Joseph went out to meet his father with chariots and with many people. [Joseph] got down [from his horse] and bowed down to his father, and they wept on each other’s neck. Then Joseph commanded his brothers to say to Pharaoh, “We and our fathers are keepers of cattle,” so that they might dwell in Goshen and thus keep their distance from those who worship sheep and bulls.
Abomination. See chap. xliii. 32. The source of this hatred against foreign shepherds, was probably because, about 100 years before Abraham, the shepherd-kings, Hycussos, had got possession of a great part of Egypt, and were at last expelled by the kings of Thebais. See Manetho ap. Eusebius, Præp. x. 13. Another reason why they hated foreigners was, because they slew and eat sheep, which they themselves adored. The Egyptians kept sheep for this purpose, and for the benefits to be derived from their wool, chap. xlvii. 17. (Calmet)
Joseph took advantage of this disposition of the inhabitants, to keep his brethren at a distance from them, that they might not be perverted.

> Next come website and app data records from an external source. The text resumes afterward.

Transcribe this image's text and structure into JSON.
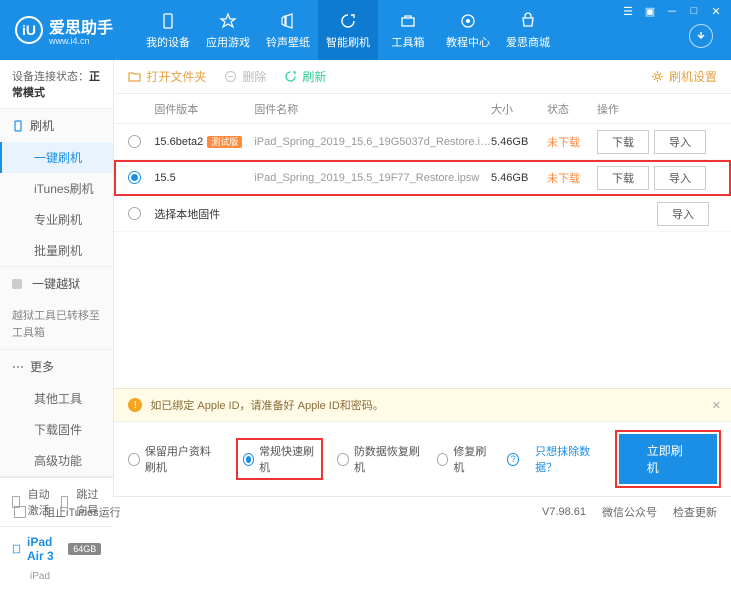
{
  "header": {
    "brand": "爱思助手",
    "url": "www.i4.cn",
    "nav": [
      "我的设备",
      "应用游戏",
      "铃声壁纸",
      "智能刷机",
      "工具箱",
      "教程中心",
      "爱思商城"
    ],
    "active_nav": 3
  },
  "sidebar": {
    "status_label": "设备连接状态：",
    "status_value": "正常模式",
    "group_flash": "刷机",
    "items_flash": [
      "一键刷机",
      "iTunes刷机",
      "专业刷机",
      "批量刷机"
    ],
    "active_flash": 0,
    "group_jail": "一键越狱",
    "jail_note": "越狱工具已转移至工具箱",
    "group_more": "更多",
    "items_more": [
      "其他工具",
      "下载固件",
      "高级功能"
    ],
    "auto_activate": "自动激活",
    "skip_guide": "跳过向导",
    "device_name": "iPad Air 3",
    "device_storage": "64GB",
    "device_type": "iPad"
  },
  "toolbar": {
    "open_folder": "打开文件夹",
    "delete": "删除",
    "refresh": "刷新",
    "settings": "刷机设置"
  },
  "table": {
    "h_ver": "固件版本",
    "h_name": "固件名称",
    "h_size": "大小",
    "h_stat": "状态",
    "h_ops": "操作",
    "rows": [
      {
        "ver": "15.6beta2",
        "beta": "测试版",
        "name": "iPad_Spring_2019_15.6_19G5037d_Restore.i…",
        "size": "5.46GB",
        "stat": "未下载",
        "sel": false
      },
      {
        "ver": "15.5",
        "beta": "",
        "name": "iPad_Spring_2019_15.5_19F77_Restore.ipsw",
        "size": "5.46GB",
        "stat": "未下载",
        "sel": true
      }
    ],
    "local_fw": "选择本地固件",
    "btn_dl": "下载",
    "btn_imp": "导入"
  },
  "notice": "如已绑定 Apple ID，请准备好 Apple ID和密码。",
  "options": {
    "o1": "保留用户资料刷机",
    "o2": "常规快速刷机",
    "o3": "防数据恢复刷机",
    "o4": "修复刷机",
    "link": "只想抹除数据？",
    "go": "立即刷机"
  },
  "footer": {
    "block_itunes": "阻止iTunes运行",
    "ver": "V7.98.61",
    "wechat": "微信公众号",
    "update": "检查更新"
  }
}
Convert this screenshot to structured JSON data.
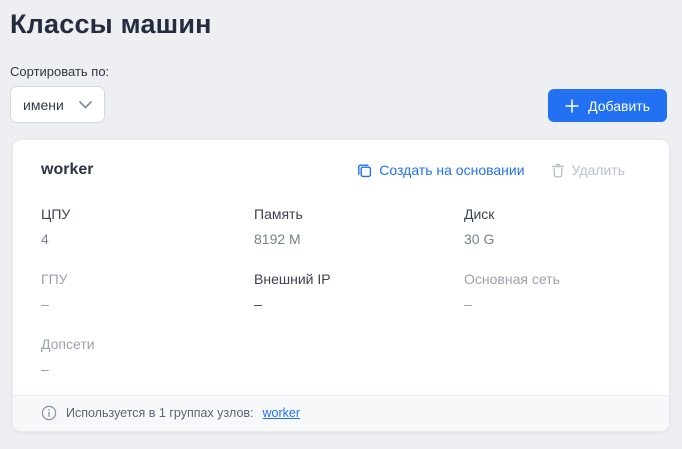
{
  "page": {
    "title": "Классы машин",
    "sort_label": "Сортировать по:",
    "sort_value": "имени",
    "add_button": "Добавить"
  },
  "card": {
    "name": "worker",
    "actions": {
      "create_from": "Создать на основании",
      "delete": "Удалить"
    },
    "fields": [
      {
        "label": "ЦПУ",
        "value": "4"
      },
      {
        "label": "Память",
        "value": "8192 M"
      },
      {
        "label": "Диск",
        "value": "30 G"
      },
      {
        "label": "ГПУ",
        "value": "–"
      },
      {
        "label": "Внешний IP",
        "value": "–"
      },
      {
        "label": "Основная сеть",
        "value": "–"
      },
      {
        "label": "Допсети",
        "value": "–"
      }
    ],
    "footer": {
      "text": "Используется в 1 группах узлов:",
      "link": "worker"
    }
  },
  "icons": {
    "chevron": "chevron-down-icon",
    "plus": "plus-icon",
    "copy": "copy-icon",
    "trash": "trash-icon",
    "info": "info-icon"
  },
  "colors": {
    "accent": "#2171f2",
    "disabled": "#b9c0cc",
    "background": "#edeff3",
    "card": "#ffffff",
    "text_dark": "#3b4251",
    "text_muted": "#9aa2b0"
  }
}
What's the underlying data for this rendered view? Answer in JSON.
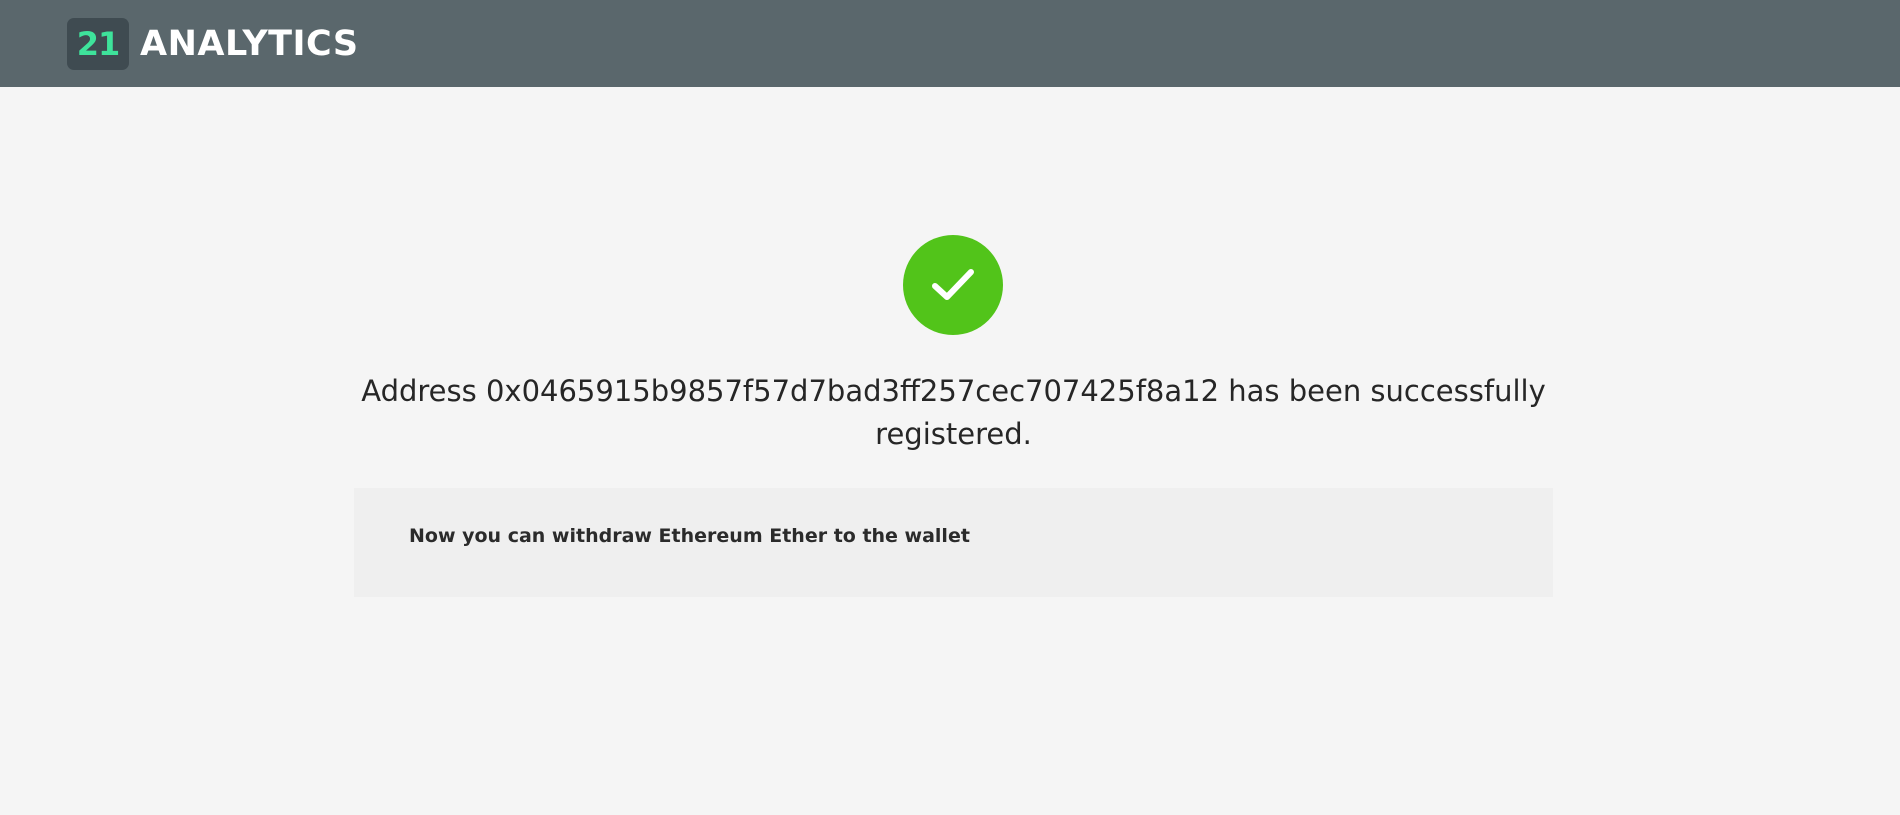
{
  "header": {
    "logo_badge_text": "21",
    "brand_name": "ANALYTICS",
    "logo_accent_color": "#3ee39b",
    "background_color": "#5a676c"
  },
  "result": {
    "status_icon": "check-circle-icon",
    "status_color": "#52c41a",
    "message": "Address 0x0465915b9857f57d7bad3ff257cec707425f8a12 has been successfully registered.",
    "info_text": "Now you can withdraw Ethereum Ether to the wallet"
  }
}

He does not introduce them at court, that no jealousy might be excited. He shows that he is not ashamed of his extraction. (Menochius)
Note the shrewdness with which Joseph advises them, not idly or to no purpose making these suggestions but anxious to put them in a more secure position and at the same time to ensure their assimilation among the Egyptians. You see, since they loathed and despised those who tended flocks for having no time for Egyptian wisdom, consequently he counsels them to make a pretense of their occupation so that he may plausibly apportion them the most attractive land and cause them to live in considerable prosperity.